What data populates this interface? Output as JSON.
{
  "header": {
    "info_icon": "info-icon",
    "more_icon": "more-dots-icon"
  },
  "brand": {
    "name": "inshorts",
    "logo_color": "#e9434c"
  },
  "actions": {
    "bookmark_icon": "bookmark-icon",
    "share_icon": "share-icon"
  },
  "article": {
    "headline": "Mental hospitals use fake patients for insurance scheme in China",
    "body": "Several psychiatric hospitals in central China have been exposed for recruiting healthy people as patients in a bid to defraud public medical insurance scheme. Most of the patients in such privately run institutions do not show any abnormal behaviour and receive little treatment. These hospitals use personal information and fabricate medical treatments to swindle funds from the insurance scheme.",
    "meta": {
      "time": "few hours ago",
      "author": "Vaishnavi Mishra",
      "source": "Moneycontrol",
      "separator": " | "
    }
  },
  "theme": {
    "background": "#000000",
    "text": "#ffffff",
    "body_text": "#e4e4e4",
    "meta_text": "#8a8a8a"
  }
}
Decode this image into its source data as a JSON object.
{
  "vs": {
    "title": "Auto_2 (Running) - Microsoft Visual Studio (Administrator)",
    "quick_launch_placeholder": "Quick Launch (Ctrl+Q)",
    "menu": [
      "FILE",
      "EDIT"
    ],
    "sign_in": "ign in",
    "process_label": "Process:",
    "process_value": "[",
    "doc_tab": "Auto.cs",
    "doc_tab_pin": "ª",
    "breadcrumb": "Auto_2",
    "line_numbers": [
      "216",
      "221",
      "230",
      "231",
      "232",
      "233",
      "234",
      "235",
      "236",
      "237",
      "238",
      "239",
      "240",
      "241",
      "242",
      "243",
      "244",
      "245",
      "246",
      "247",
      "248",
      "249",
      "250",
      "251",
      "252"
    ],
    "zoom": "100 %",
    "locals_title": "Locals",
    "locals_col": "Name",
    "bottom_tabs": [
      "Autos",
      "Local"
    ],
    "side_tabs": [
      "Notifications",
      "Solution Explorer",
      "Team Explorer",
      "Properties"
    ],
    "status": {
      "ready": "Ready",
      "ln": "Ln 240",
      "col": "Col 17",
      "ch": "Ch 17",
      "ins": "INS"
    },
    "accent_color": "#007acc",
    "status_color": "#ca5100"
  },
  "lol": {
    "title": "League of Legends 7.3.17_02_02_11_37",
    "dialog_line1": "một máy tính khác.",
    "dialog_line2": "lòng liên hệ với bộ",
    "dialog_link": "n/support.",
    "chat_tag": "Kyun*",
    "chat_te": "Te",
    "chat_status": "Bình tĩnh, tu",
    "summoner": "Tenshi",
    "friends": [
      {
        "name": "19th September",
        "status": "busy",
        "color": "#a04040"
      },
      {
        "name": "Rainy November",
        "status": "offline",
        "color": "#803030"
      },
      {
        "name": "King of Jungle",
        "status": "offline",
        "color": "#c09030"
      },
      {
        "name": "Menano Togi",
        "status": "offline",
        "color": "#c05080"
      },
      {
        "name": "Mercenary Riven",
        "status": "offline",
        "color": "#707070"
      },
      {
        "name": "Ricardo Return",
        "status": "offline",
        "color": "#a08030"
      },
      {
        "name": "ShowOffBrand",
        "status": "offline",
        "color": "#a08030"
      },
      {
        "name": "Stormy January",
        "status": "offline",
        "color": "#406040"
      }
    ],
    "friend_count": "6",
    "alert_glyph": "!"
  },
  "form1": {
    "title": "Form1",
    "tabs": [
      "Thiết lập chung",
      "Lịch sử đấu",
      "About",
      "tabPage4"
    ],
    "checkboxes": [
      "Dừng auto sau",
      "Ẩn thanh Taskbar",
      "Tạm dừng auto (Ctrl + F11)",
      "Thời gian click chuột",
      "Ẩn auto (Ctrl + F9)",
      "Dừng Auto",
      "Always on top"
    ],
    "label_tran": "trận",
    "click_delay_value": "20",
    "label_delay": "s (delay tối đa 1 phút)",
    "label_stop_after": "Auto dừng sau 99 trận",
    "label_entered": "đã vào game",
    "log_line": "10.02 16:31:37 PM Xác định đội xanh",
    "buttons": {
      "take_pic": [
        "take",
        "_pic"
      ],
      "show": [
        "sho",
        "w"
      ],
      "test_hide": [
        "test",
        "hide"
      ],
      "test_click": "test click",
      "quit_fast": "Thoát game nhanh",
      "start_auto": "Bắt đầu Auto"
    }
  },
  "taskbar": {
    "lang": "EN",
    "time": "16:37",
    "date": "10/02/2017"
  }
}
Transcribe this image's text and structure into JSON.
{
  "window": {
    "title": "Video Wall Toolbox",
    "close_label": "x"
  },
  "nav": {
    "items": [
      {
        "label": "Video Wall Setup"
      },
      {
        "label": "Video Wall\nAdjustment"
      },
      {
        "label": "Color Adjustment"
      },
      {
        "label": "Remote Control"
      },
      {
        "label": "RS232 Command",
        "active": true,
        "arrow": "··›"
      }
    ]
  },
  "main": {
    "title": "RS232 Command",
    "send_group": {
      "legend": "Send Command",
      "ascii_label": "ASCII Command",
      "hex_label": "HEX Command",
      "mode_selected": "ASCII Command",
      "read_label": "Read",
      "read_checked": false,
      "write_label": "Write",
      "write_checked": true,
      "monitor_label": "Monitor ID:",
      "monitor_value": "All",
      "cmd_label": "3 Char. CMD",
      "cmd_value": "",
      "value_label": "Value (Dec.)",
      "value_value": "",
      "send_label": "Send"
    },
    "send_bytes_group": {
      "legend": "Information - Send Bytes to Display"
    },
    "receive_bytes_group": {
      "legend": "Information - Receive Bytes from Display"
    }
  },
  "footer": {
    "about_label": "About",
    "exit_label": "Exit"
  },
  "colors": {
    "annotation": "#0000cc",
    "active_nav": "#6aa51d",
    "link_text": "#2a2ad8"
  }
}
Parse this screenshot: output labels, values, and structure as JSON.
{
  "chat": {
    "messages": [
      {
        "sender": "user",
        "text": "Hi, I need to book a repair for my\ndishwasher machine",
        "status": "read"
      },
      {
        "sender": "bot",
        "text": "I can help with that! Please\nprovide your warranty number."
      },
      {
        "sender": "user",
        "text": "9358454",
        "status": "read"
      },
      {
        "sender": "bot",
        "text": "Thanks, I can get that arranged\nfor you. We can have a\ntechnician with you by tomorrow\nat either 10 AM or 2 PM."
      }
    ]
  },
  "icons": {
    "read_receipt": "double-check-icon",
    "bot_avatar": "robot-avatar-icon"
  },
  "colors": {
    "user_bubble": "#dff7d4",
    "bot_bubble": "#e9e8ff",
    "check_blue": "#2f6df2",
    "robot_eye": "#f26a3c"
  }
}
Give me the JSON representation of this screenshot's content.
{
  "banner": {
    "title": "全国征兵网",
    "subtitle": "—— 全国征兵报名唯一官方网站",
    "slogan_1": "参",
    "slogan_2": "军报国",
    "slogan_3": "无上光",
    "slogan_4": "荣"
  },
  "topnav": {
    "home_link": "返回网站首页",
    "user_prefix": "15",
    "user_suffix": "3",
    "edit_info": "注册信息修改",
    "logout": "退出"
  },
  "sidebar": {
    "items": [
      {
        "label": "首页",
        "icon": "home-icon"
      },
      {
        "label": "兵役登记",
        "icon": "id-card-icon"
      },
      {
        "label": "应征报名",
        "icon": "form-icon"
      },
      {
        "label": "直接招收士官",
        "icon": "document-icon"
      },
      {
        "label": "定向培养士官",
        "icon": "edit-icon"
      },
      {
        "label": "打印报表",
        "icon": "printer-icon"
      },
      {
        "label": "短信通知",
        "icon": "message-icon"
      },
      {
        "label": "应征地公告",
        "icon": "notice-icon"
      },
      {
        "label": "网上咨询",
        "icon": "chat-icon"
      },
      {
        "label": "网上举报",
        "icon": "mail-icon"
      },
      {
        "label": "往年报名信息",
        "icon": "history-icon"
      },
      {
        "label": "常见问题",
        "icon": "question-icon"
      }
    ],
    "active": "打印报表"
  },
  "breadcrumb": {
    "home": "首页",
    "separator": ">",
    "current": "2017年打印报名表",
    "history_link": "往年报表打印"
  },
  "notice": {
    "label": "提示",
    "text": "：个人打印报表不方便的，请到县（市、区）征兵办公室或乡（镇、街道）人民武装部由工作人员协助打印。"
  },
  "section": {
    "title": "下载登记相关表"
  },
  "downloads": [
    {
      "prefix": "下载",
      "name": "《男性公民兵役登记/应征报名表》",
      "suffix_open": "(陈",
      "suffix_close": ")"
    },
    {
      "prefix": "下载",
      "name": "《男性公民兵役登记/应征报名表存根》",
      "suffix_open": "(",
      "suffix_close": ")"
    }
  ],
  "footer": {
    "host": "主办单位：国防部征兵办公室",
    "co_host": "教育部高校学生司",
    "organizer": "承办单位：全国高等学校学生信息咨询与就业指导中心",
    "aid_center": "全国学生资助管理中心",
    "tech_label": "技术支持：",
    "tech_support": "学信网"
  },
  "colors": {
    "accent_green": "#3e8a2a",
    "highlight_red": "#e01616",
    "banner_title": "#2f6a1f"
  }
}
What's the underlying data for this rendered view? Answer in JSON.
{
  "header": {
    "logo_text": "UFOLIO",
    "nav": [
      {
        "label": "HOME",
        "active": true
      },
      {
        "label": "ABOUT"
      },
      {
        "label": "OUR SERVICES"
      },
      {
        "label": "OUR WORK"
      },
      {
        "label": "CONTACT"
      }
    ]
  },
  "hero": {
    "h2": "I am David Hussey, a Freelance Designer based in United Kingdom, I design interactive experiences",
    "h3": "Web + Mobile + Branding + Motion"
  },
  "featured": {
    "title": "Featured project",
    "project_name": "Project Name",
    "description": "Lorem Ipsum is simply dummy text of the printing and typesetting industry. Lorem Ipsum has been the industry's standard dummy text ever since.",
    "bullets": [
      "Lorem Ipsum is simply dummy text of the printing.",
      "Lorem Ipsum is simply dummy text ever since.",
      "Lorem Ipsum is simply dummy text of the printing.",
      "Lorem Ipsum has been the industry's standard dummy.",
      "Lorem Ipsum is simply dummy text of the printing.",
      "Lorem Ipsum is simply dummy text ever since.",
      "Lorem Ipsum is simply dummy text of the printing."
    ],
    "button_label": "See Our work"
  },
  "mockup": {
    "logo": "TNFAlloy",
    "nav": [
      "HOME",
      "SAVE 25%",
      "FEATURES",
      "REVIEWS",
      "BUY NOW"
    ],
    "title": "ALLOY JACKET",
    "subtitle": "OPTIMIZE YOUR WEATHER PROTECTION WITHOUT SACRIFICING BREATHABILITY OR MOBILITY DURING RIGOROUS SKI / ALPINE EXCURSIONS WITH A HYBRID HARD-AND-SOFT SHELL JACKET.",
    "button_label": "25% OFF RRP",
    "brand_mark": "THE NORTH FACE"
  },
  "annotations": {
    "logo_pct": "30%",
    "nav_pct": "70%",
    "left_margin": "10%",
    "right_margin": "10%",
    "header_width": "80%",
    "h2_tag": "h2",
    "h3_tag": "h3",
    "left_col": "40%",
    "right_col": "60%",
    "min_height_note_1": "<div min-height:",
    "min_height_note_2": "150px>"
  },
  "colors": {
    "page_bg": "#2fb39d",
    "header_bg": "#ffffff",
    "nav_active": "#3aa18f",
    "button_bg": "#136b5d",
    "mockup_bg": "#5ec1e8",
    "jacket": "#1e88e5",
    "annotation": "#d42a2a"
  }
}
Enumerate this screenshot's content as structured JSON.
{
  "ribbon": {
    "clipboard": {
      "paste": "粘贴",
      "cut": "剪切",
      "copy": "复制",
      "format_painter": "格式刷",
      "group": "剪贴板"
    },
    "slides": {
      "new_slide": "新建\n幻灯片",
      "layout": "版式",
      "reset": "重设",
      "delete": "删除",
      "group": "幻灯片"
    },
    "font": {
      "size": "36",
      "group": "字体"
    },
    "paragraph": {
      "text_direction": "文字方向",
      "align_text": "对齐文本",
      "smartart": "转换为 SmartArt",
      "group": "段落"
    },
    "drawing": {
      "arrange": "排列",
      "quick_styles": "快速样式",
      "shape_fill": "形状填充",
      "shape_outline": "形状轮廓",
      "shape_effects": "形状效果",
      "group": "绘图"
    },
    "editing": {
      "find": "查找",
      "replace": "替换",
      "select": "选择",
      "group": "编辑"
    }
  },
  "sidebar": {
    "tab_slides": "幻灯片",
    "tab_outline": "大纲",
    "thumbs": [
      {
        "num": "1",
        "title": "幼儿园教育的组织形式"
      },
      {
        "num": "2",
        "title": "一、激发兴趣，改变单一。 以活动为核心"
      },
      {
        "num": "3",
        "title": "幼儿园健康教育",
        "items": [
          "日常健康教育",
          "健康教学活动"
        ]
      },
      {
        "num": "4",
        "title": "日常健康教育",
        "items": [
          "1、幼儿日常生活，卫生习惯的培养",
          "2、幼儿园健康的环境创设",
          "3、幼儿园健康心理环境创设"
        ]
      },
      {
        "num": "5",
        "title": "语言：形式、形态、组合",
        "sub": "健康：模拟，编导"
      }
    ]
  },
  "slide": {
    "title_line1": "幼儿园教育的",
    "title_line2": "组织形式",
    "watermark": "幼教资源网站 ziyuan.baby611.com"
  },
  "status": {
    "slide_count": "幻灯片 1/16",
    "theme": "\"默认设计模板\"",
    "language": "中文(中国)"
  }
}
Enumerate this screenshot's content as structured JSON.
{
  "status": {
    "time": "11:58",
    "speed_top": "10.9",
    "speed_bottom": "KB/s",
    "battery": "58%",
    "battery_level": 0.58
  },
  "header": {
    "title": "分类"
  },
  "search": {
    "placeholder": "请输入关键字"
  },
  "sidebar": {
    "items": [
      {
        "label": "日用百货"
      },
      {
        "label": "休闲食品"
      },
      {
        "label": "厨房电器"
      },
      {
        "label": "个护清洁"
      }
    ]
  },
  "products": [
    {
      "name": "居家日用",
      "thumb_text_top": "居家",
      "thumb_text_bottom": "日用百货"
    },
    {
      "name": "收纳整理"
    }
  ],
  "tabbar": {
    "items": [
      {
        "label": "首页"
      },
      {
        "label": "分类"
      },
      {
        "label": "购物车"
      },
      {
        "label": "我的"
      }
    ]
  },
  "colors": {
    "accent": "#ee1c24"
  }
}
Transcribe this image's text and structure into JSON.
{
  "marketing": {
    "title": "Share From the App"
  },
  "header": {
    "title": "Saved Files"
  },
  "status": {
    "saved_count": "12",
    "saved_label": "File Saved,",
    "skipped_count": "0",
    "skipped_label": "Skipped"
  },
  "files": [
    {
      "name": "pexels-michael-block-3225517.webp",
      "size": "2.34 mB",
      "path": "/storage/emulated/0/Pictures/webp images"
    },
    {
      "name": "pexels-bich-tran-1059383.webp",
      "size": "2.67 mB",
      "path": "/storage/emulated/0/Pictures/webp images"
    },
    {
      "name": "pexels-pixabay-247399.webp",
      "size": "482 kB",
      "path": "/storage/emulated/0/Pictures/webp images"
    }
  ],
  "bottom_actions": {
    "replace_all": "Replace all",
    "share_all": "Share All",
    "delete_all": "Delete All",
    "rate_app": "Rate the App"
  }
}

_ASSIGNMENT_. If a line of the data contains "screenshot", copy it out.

_SOLVED EXERCISE_.
Parse this screenshot: output labels, values, and structure as JSON.
Give me the JSON representation of this screenshot's content.
Enumerate this screenshot's content as structured JSON.
Enumerate this screenshot's content as structured JSON.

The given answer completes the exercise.